Director: Scott Derrickson
Writer(s): Jon Spaihts, Scott Derrickson, C. Robert Cargill
Starring: Benedict Cumberbatch, Chiwetel Ejiofor, Mads Mikkelsen, Tilda Swinton, Rachel McAdams
Doctor Strange is Marvel doing what it does best, with the inventiveness, sentiment and CGI mastery turned up to 11.
Doctor Strange plays to Marvel’s strengths, and goes back what Marvel has always been good at: origin stories. Think Thor (2011), think Iron Man (2008) and think Spiderman (2002*). Doctor Strange feels like these great origin stories, not burnt-out or uninspired, but fresh and imaginative and excited to show off something new. It’s focussed and not convoluted, and has just enough references to the Marvel Cinematic Universe to tie it to the franchise, but manages to keep its distance and avoid becoming more of the same.

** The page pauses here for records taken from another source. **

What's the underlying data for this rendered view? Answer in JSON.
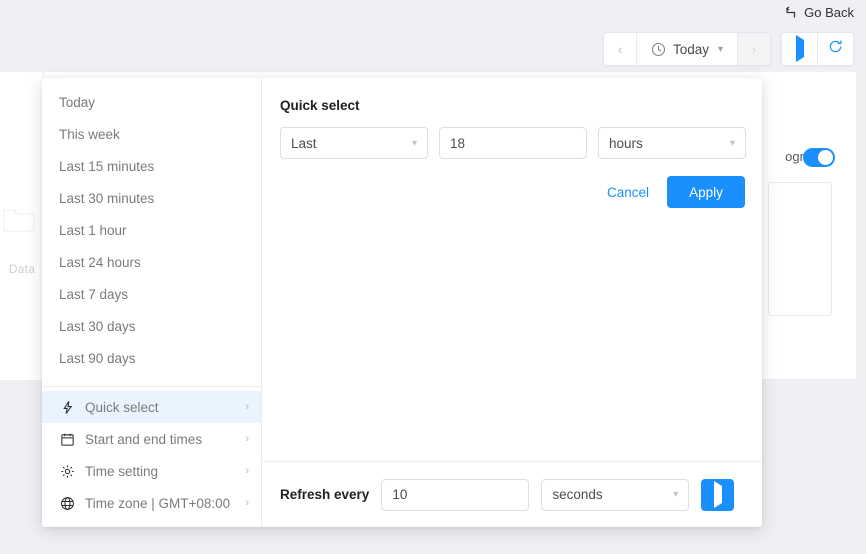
{
  "header": {
    "go_back_label": "Go Back",
    "go_back_icon": "return-arrow-icon",
    "toolbar": {
      "prev_label": "‹",
      "next_label": "›",
      "range_label": "Today",
      "clock_icon": "clock-icon",
      "chevron_icon": "chevron-down-icon",
      "play_icon": "play-icon",
      "refresh_icon": "refresh-icon"
    }
  },
  "background": {
    "data_label": "Data",
    "folder_icon": "folder-icon",
    "histogram_label": "ogram",
    "toggle_on": true
  },
  "popup": {
    "sidebar": {
      "quick_items": [
        {
          "label": "Today"
        },
        {
          "label": "This week"
        },
        {
          "label": "Last 15 minutes"
        },
        {
          "label": "Last 30 minutes"
        },
        {
          "label": "Last 1 hour"
        },
        {
          "label": "Last 24 hours"
        },
        {
          "label": "Last 7 days"
        },
        {
          "label": "Last 30 days"
        },
        {
          "label": "Last 90 days"
        }
      ],
      "nav_items": [
        {
          "label": "Quick select",
          "icon": "lightning-bolt-icon",
          "active": true,
          "chevron": "›"
        },
        {
          "label": "Start and end times",
          "icon": "calendar-icon",
          "active": false,
          "chevron": "›"
        },
        {
          "label": "Time setting",
          "icon": "gear-icon",
          "active": false,
          "chevron": "›"
        },
        {
          "label": "Time zone | GMT+08:00",
          "icon": "globe-icon",
          "active": false,
          "chevron": "›"
        }
      ]
    },
    "quick_select": {
      "title": "Quick select",
      "direction_value": "Last",
      "amount_value": "18",
      "unit_value": "hours",
      "cancel_label": "Cancel",
      "apply_label": "Apply",
      "chevron_icon": "chevron-down-icon"
    },
    "refresh": {
      "label": "Refresh every",
      "interval_value": "10",
      "unit_value": "seconds",
      "start_icon": "play-icon",
      "chevron_icon": "chevron-down-icon"
    }
  },
  "colors": {
    "accent": "#1a90ff",
    "active_row": "#e9f4fe",
    "page_bg": "#f0f0f4"
  }
}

Fans of Thor will enjoy this film; it takes a supernatural and spiritual approach to the superhero genre, managing to be convincing and realistic while only drawing on a few seemingly unavoidable clichés associated with the fantasy genre (an enemy from ‘The Dark Dimension’ being the main culprit). Much like Thor, there is a coupling of otherworldly magic and genuine human struggle and emotion, which is blended seamlessly and elegantly, creating a fascinating and gripping film.
The smoking gun of this Marvel instalment is the incredible special effects. They are simply superb, both technically and imaginatively, but they are also stylish and original in way that we haven’t really seen from Marvel before, giving the film a refreshing and interesting feel. Whereas the ‘techno-porn” from the Iron Man films is becoming a bit dry, the look and particularly the sound of the magic and weaponry used throughout Doctor Strange is new and exciting. The wider visual effects are similarly inventive but also mind-blowingly intricate and labyrinthine, creating a trippy geometric landscape on which the characters can run, chase, fight and fall over quite a bit. All this stops just short of becoming too overwhelming for the viewer to bear, leaving them satisfied but not exhausted.

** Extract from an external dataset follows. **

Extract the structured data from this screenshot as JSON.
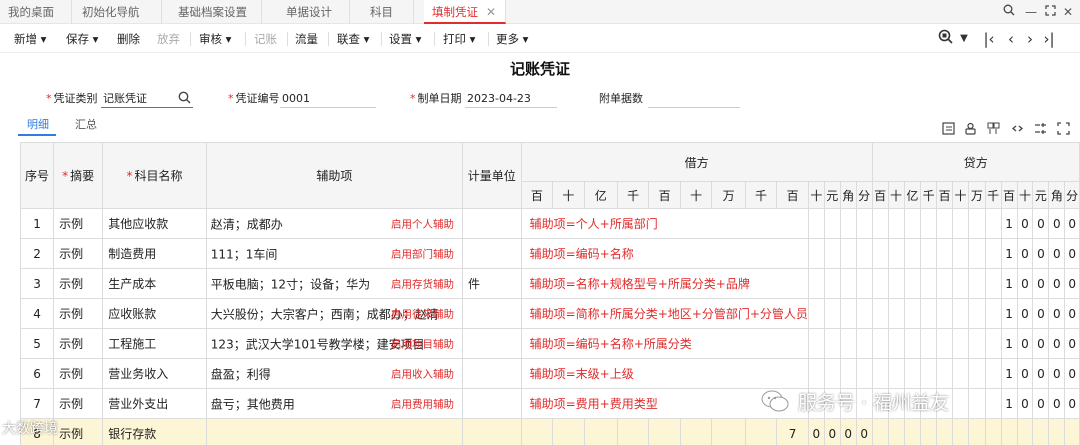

The character development does seem to have taken a backseat to the visual elements of this film, but what the cast do bring to the table, they bring in spades. Other than Cumberbatch’s questionable American accent falling awkwardly on British ears his performance is fantastic, as are those from Ejiofor, Mikkelsen and Swinton. Ejiofor fills his role perfectly, manifesting as an immovable pillar of virtue, although his character’s progression is, while believable, perhaps a little rushed. Mikkelsen is in top form as a brilliant, albeit shallow, villain, while Swinton’s cryptically named ‘The Ancient One’ is as wise and as composed as all good sages should be.
But the most endearing element of this film is its ‘Aesop’s Fable-esque’ message. It has a genuine lesson to it which a lot of Marvel films have been lacking in the midst of explosions and talking robots. Within a film which takes a ‘more-is-more’ approach to its visuals, the ’less-is-more’ approach to its philosophy is a perfect contrast. It allows watchers to connect and identify with the protagonist, while also serving to ground and not overcomplicate a film which already flirts dangerously with becoming perplexing.

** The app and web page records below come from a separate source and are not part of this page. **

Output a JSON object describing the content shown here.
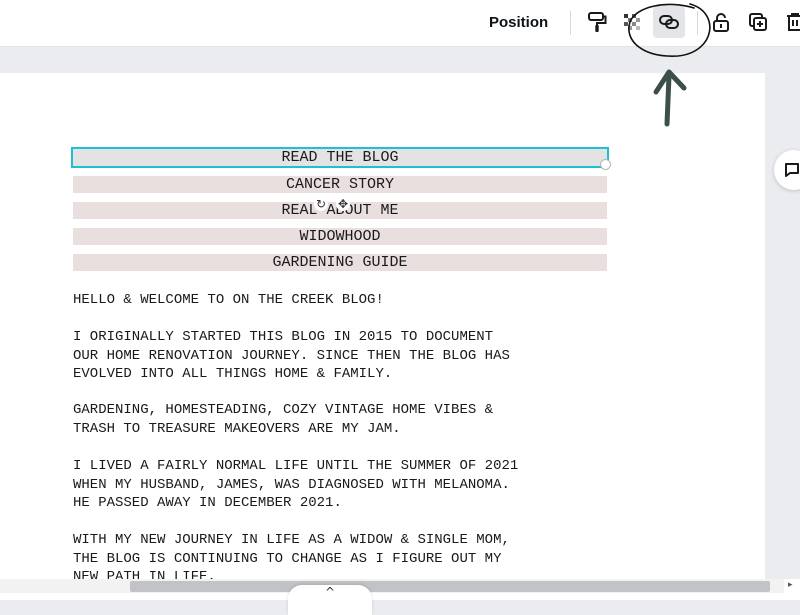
{
  "toolbar": {
    "position_label": "Position",
    "tools": [
      "paint-format-icon",
      "transparency-icon",
      "link-icon",
      "lock-icon",
      "duplicate-icon",
      "delete-icon"
    ],
    "active_tool": "link-icon"
  },
  "nav_menu": {
    "items": [
      "READ THE BLOG",
      "CANCER STORY",
      "REAL ABOUT ME",
      "WIDOWHOOD",
      "GARDENING GUIDE"
    ],
    "selected_index": 0
  },
  "body": {
    "paragraphs": [
      "HELLO & WELCOME TO ON THE CREEK BLOG!",
      "I ORIGINALLY STARTED THIS BLOG IN 2015 TO DOCUMENT\nOUR HOME RENOVATION JOURNEY. SINCE THEN THE BLOG HAS\nEVOLVED INTO ALL THINGS HOME & FAMILY.",
      "GARDENING, HOMESTEADING, COZY VINTAGE HOME VIBES &\nTRASH TO TREASURE MAKEOVERS ARE MY JAM.",
      "I LIVED A FAIRLY NORMAL LIFE UNTIL THE SUMMER OF 2021\nWHEN MY HUSBAND, JAMES, WAS DIAGNOSED WITH MELANOMA.\nHE PASSED AWAY IN DECEMBER 2021.",
      "WITH MY NEW JOURNEY IN LIFE AS A WIDOW & SINGLE MOM,\nTHE BLOG IS CONTINUING TO CHANGE AS I FIGURE OUT MY\nNEW PATH IN LIFE."
    ]
  },
  "selection_controls": {
    "rotate_glyph": "↻",
    "move_glyph": "✥"
  },
  "scroll": {
    "expand_glyph": "^",
    "right_arrow": "▸"
  },
  "colors": {
    "selection_outline": "#1ec1d4",
    "nav_bg": "#e9dfdf",
    "annotation": "#3d5047"
  }
}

In all, Derrickson and his team have done a fantastic job of injecting some originality and heart into a currently sprawling and perhaps weary franchise. No Marvel film has taken such a large step towards the fantasy genre since Thor (2011), and what those involved with Doctor Strange have created is a stunning effort.
In one line: Both fresh and inventive, Doctor Strange is a breathtaking but measured visual masterpiece, although perhaps at the expense of its characters.
*Spiderman came out in 2002??!! What the f**k?!